3231Hrs – Ruddy Rudders Day
A tough day at the office today, there was only one reason, I was doing things that really needed an extra pair of hands but I only had mine to work with.
Working alone for so long I’ve learned to be resourceful, calling for help isn’t always my immediate reaction to a challenge, I like to find ways of doing things myself. Don’t get me wrong, I’m more than happy to get help if it’s readily available but today that wasn’t an option.
My challenge today was to trim the rudders so that they fitted nicely to the sterns with something approaching a consistent 4mm gap. Sounds easy enough but it turned out to be a bit of a mare.
I reckoned I’d be able to use the jigsaw to trim where necessary whilst the rudders were in situ, that didn’t work, I couldn’t hold everything steady and I couldn’t get a clean square cut.
This meant that I had no choice but to mark where cuts were needed, drop the rudder down onto the bench, cut it, offer it back into position, see how it fitted, mark again, drop it down ………. and repeat, about 5 times for each rudder.
I’ve mentioned several times how heavy they are, I reckon about 35kg (77lb) and awkward with it, particularly when standing on a step ladder trying to hold it on the skeg block whilst at the same time positioning and tightening a ratchet strap to hold it in place. There was some considerable effing and jeffing I can tell you.

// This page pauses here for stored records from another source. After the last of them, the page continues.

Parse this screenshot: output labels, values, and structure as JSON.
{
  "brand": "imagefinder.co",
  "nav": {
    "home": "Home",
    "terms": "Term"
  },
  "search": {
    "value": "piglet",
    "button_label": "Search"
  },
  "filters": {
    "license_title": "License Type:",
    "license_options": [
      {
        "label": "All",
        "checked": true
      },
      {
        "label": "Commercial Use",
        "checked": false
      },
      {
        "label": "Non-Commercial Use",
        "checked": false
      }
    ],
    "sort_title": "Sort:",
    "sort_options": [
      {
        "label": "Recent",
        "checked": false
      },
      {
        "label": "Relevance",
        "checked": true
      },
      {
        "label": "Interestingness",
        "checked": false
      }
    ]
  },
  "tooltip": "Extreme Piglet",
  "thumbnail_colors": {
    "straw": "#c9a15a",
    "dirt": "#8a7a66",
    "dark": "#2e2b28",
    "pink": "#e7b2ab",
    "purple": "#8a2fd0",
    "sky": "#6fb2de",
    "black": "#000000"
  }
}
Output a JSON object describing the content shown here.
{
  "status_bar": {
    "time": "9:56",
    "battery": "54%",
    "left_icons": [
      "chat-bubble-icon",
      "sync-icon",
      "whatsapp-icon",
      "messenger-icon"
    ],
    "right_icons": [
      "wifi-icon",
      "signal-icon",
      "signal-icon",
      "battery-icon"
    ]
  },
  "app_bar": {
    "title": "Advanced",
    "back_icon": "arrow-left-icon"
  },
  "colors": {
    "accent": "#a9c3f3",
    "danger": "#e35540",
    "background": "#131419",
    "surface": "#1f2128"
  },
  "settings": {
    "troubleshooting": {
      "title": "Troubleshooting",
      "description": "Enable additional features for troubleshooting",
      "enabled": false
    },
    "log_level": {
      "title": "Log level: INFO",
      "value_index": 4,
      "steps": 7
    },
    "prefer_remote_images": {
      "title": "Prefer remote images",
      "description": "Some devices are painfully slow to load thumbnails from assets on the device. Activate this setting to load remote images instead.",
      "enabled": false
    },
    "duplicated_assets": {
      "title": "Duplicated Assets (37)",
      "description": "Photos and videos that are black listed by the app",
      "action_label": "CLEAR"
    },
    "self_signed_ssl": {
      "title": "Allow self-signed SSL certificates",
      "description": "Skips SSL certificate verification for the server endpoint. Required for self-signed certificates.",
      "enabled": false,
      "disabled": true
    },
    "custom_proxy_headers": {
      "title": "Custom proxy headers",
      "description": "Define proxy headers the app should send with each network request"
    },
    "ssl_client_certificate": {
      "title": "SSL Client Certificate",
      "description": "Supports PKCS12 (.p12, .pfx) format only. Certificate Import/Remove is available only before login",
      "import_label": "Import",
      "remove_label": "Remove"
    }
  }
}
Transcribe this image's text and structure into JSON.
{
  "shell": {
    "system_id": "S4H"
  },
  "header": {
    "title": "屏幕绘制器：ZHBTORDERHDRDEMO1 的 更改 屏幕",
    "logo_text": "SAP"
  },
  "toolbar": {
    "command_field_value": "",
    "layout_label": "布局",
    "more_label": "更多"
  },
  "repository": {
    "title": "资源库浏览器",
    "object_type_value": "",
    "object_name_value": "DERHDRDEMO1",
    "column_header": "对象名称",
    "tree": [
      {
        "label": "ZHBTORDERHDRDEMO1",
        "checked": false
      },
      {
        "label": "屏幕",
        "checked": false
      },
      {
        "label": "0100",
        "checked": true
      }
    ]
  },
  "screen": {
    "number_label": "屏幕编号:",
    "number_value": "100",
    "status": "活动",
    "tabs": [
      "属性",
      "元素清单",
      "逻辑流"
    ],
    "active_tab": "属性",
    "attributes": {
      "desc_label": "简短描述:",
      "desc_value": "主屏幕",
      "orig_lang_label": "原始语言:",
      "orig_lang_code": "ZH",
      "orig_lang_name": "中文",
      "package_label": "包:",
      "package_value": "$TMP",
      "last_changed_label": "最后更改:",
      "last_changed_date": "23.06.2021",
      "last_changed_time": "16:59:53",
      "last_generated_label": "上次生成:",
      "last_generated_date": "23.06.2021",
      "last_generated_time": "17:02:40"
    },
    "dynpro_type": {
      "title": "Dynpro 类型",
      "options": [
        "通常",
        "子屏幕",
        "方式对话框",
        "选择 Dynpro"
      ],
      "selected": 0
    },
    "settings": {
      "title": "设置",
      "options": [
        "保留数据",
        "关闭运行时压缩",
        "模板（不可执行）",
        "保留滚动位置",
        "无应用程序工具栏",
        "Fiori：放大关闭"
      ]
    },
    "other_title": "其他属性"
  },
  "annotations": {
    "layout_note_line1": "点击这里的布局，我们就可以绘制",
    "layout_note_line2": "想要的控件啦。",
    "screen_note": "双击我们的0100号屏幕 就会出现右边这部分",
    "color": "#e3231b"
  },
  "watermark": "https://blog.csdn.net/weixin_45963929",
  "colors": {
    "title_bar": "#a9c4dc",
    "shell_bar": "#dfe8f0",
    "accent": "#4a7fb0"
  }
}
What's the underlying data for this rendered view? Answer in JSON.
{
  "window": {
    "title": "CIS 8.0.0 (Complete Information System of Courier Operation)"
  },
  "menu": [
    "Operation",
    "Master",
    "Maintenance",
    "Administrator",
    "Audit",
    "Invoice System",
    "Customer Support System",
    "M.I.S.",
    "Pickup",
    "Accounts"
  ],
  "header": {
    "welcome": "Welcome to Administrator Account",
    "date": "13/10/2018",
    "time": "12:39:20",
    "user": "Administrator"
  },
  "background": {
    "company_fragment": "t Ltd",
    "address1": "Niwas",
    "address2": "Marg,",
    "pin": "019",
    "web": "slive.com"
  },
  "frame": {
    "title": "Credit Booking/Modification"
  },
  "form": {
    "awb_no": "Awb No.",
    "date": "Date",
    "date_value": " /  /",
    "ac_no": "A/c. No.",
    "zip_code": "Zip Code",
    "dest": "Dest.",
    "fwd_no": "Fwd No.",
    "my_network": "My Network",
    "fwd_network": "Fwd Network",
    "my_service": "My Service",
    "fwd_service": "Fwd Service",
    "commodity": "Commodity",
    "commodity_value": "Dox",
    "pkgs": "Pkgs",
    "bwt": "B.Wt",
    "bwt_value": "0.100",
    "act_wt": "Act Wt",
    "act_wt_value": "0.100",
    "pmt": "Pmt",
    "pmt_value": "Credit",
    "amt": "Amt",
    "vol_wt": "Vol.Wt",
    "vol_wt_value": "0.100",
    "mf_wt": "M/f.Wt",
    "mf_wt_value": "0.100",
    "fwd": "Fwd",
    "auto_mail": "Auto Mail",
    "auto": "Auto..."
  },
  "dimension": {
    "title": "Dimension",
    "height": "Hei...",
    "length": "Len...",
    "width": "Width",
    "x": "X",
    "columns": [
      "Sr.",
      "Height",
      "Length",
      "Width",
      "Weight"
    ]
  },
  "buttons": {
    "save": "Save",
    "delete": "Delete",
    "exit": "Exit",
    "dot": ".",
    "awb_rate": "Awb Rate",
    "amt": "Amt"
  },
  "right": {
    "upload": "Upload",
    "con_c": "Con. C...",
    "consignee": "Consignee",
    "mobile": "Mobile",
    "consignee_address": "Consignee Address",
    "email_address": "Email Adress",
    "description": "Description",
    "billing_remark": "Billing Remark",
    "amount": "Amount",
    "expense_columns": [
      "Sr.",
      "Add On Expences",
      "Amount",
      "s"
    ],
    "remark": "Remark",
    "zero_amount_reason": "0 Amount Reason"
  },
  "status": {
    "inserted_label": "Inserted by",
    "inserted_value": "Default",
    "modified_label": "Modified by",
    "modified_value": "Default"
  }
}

I persevered though and eventually got them both fitting really well, better than I’d thought actually. Once all the edges were routed off they started to look like they were meant to be there and I was able to check mark the hinge point positions.
Here’s the starboard rudder sitting pretty:
Here’s a close up of one of the hinge points:
My thanks must go to Beat for his comment last night giving me some practical advice. His Tiki 38 ‘Aluna’ has sailed thousands of miles now so his words of wisdom are highly valued. Here’s what he said;
Contrary to intuition they must hang from the hinges and not sit on the ledge on the bottom. Don’t worry, once submerged a good portion of them provides lift, so they’re not heavy anymore. If they rest too much on the ledge they will wear through the cushioning pretty quickly. The main load on them is lateral. They are being pushed sideways considerably, especially in heavy seas. So it is crucial that once they are in their definite place that you epoxy the hinge ropes into their holes, otherwise they will slide. Aluna still has one of her rudders off center, because she has not been out of the water since Hawaii, where I repaired one rudder with the epoxy treatment of the hinge ropes, but unfortunately not the other. As soon as we were underway again on some waves that rudder slid to the side and has been there ever since. Not that it affects its function much…
It’s interesting to hear that the weight is not such a big issue, but it’s concerning to hear about the lateral movement. I don’t fully understand how epoxy on the hinge ropes helps. I’d have expected that to hinder the intended ‘hinge’ motion. If you’re reading this Beat could you give me more explanation please?
It struck me today that the lateral movement at the bottom could be removed by fitting a stainless steel pin into the skeg support block and putting a hole into the bottom of the rudder notch so that it is positively located there. Something like this —>
Any thoughts on that guys?
None of the above is of immediate concern, my next task is to machine the hinge points and epoxy/drill the holes , then I’ve got glassing and painting to do, got to keep moving!